[EXERCISE BRIEF] Copy out every entry, keeping each character the same.

[Saved entries]
*** Begin section ***

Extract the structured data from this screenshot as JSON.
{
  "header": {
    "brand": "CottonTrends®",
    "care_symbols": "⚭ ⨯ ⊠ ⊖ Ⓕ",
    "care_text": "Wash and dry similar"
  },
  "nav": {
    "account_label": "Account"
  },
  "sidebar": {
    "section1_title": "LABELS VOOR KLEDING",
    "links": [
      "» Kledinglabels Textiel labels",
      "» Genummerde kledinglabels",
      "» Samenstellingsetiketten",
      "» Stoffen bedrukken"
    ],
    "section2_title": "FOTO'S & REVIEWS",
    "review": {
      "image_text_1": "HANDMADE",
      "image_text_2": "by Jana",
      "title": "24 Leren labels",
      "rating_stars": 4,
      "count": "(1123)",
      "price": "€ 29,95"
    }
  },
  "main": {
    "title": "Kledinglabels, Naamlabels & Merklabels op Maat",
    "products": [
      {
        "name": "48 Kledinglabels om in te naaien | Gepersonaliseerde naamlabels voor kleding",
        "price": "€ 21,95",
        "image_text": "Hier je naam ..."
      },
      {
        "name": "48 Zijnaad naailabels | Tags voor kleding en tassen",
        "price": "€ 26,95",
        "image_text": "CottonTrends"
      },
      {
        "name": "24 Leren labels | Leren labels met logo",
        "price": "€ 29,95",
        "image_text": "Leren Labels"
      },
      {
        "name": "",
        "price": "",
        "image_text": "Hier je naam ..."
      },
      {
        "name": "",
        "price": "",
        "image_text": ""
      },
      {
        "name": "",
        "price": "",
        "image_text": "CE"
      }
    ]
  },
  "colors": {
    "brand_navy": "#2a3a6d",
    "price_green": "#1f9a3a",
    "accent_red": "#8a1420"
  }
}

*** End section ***

[ANSWER TO THIS TASK]
Extract the structured data from this screenshot as JSON.
{
  "header": {
    "brand": "CottonTrends®",
    "care_symbols": "⚭ ⨯ ⊠ ⊖ Ⓕ",
    "care_text": "Wash and dry similar"
  },
  "nav": {
    "account_label": "Account"
  },
  "sidebar": {
    "section1_title": "LABELS VOOR KLEDING",
    "links": [
      "» Kledinglabels Textiel labels",
      "» Genummerde kledinglabels",
      "» Samenstellingsetiketten",
      "» Stoffen bedrukken"
    ],
    "section2_title": "FOTO'S & REVIEWS",
    "review": {
      "image_text_1": "HANDMADE",
      "image_text_2": "by Jana",
      "title": "24 Leren labels",
      "rating_stars": 4,
      "count": "(1123)",
      "price": "€ 29,95"
    }
  },
  "main": {
    "title": "Kledinglabels, Naamlabels & Merklabels op Maat",
    "products": [
      {
        "name": "48 Kledinglabels om in te naaien | Gepersonaliseerde naamlabels voor kleding",
        "price": "€ 21,95",
        "image_text": "Hier je naam ..."
      },
      {
        "name": "48 Zijnaad naailabels | Tags voor kleding en tassen",
        "price": "€ 26,95",
        "image_text": "CottonTrends"
      },
      {
        "name": "24 Leren labels | Leren labels met logo",
        "price": "€ 29,95",
        "image_text": "Leren Labels"
      },
      {
        "name": "",
        "price": "",
        "image_text": "Hier je naam ..."
      },
      {
        "name": "",
        "price": "",
        "image_text": ""
      },
      {
        "name": "",
        "price": "",
        "image_text": "CE"
      }
    ]
  },
  "colors": {
    "brand_navy": "#2a3a6d",
    "price_green": "#1f9a3a",
    "accent_red": "#8a1420"
  }
}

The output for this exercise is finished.